Last week Megan Wilson from Ancient Industries mentioned me in her blog, which is quite an honor for me, as I've been enjoying her blog for some time now. Ancient Industries (also a shop) is skillfully crafted, visually and verbally: a few images, and one or two pithy, often humorous sentences which capture some living or extinct human activity. This has put a new sparkle in my weekend doings ...
This sickle has been my best gardening friend for the past 10 years, and I couldn't do without it. Like all timeless tools, it's exceptionally useful and efficient, though fewer and fewer people use it.
It's light, portable and versatile. Its main use is cutting grass, and it comes in very handy in places where we can't use our push mower - and we got by with the sickle alone until two years ago! Once the grass is cut, the sickle's curved blade is ideal for gathering it together and carrying it in bundles. The sickle is also great for cutting brambles, and its point is perfect for uprooting stubborn weeds.
In our village, it's the quintessential female tool, and the women always have a sickle with them when they head off into the fields.
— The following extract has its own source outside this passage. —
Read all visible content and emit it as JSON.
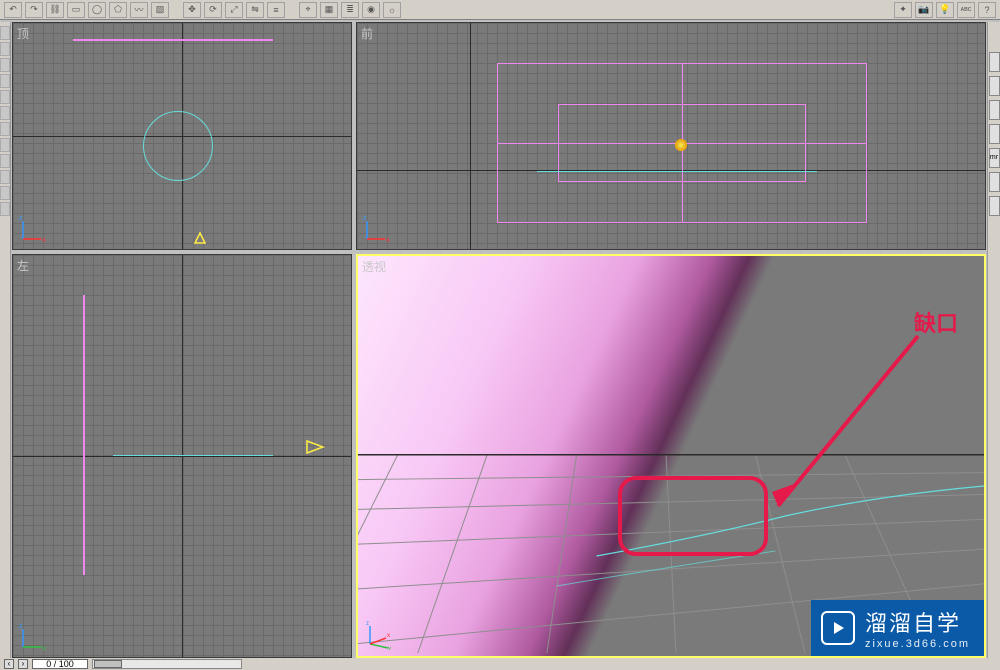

They use sickles to cut fodder for the farm animals that they're tending, and to keep the fields and woods clear of invasive weeds. I've never seen a man use it - their tool is the hoe. I learned from my neighbors how to use it and keep it sharp. Having mastered the female art of the sickle always makes me feel rather ... anciently industrious!
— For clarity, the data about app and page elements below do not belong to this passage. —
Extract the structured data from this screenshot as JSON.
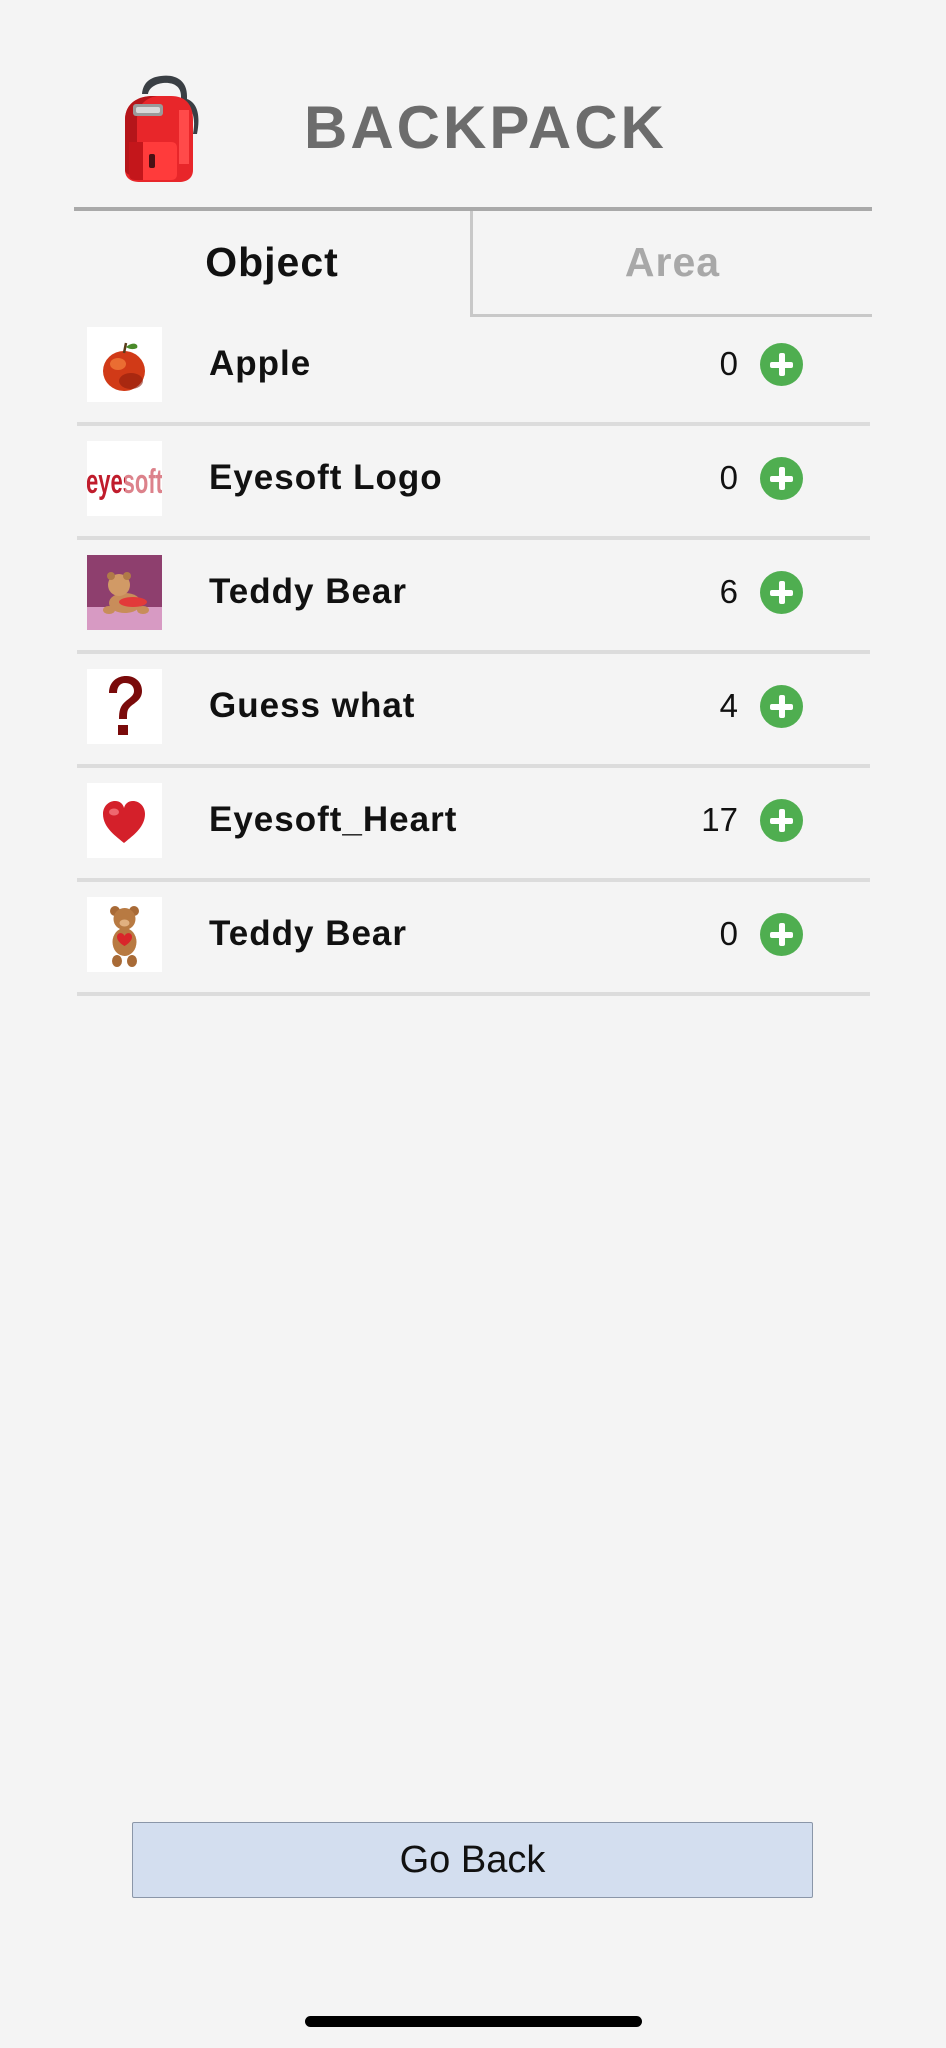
{
  "header": {
    "title": "BACKPACK",
    "icon": "backpack-icon"
  },
  "tabs": [
    {
      "label": "Object",
      "active": true
    },
    {
      "label": "Area",
      "active": false
    }
  ],
  "items": [
    {
      "name": "Apple",
      "count": "0",
      "icon": "apple-thumbnail"
    },
    {
      "name": "Eyesoft Logo",
      "count": "0",
      "icon": "eyesoft-logo-thumbnail",
      "thumb_text": "eyesoft"
    },
    {
      "name": "Teddy Bear",
      "count": "6",
      "icon": "teddy-bear-photo-thumbnail"
    },
    {
      "name": "Guess what",
      "count": "4",
      "icon": "question-mark-thumbnail"
    },
    {
      "name": "Eyesoft_Heart",
      "count": "17",
      "icon": "heart-thumbnail"
    },
    {
      "name": "Teddy Bear",
      "count": "0",
      "icon": "teddy-bear-thumbnail"
    }
  ],
  "footer": {
    "go_back_label": "Go Back"
  },
  "colors": {
    "background": "#f4f4f4",
    "title": "#6c6c6c",
    "add_button": "#4fae50",
    "go_back_button": "#d3deef",
    "active_tab_text": "#111111",
    "inactive_tab_text": "#a8a8a8"
  }
}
This timeless tool has been celebrated by our artist friend Nicolo' Accame in his sculptures, in ways that accentuate its spectacular form.